**YOUR TASK**
Filter the lines below, keeping each one that holds "egna".

Source records
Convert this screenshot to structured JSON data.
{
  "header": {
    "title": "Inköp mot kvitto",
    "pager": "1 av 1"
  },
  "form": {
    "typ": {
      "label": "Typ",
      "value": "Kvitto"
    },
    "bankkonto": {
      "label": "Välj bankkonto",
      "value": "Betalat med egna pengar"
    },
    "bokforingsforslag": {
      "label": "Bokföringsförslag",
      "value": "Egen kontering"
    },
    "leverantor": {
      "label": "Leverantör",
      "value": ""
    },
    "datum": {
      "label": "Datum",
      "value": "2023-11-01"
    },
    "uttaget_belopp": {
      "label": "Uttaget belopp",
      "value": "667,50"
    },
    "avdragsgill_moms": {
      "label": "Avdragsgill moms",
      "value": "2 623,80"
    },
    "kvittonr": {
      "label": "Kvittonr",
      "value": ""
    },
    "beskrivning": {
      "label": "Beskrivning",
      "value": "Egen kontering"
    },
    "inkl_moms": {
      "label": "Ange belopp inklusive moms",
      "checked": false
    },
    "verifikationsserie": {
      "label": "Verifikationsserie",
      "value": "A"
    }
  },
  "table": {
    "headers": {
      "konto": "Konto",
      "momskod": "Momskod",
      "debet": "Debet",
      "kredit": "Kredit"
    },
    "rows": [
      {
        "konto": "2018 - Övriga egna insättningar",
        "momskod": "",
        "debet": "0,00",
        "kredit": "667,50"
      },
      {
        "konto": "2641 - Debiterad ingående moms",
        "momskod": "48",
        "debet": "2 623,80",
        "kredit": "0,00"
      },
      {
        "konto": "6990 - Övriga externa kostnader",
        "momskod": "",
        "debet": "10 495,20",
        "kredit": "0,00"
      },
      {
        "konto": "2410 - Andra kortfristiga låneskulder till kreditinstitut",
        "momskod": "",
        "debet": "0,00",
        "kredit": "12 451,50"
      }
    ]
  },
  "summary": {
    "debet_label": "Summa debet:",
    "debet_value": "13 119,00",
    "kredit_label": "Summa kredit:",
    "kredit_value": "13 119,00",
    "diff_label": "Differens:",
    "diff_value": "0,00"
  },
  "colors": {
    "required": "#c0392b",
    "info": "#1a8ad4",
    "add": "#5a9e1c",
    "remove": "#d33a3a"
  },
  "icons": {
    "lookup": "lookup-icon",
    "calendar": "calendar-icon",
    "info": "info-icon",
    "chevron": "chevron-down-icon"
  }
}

**REPLY**
      "value": "Betalat med egna pengar"
        "konto": "2018 - Övriga egna insättningar",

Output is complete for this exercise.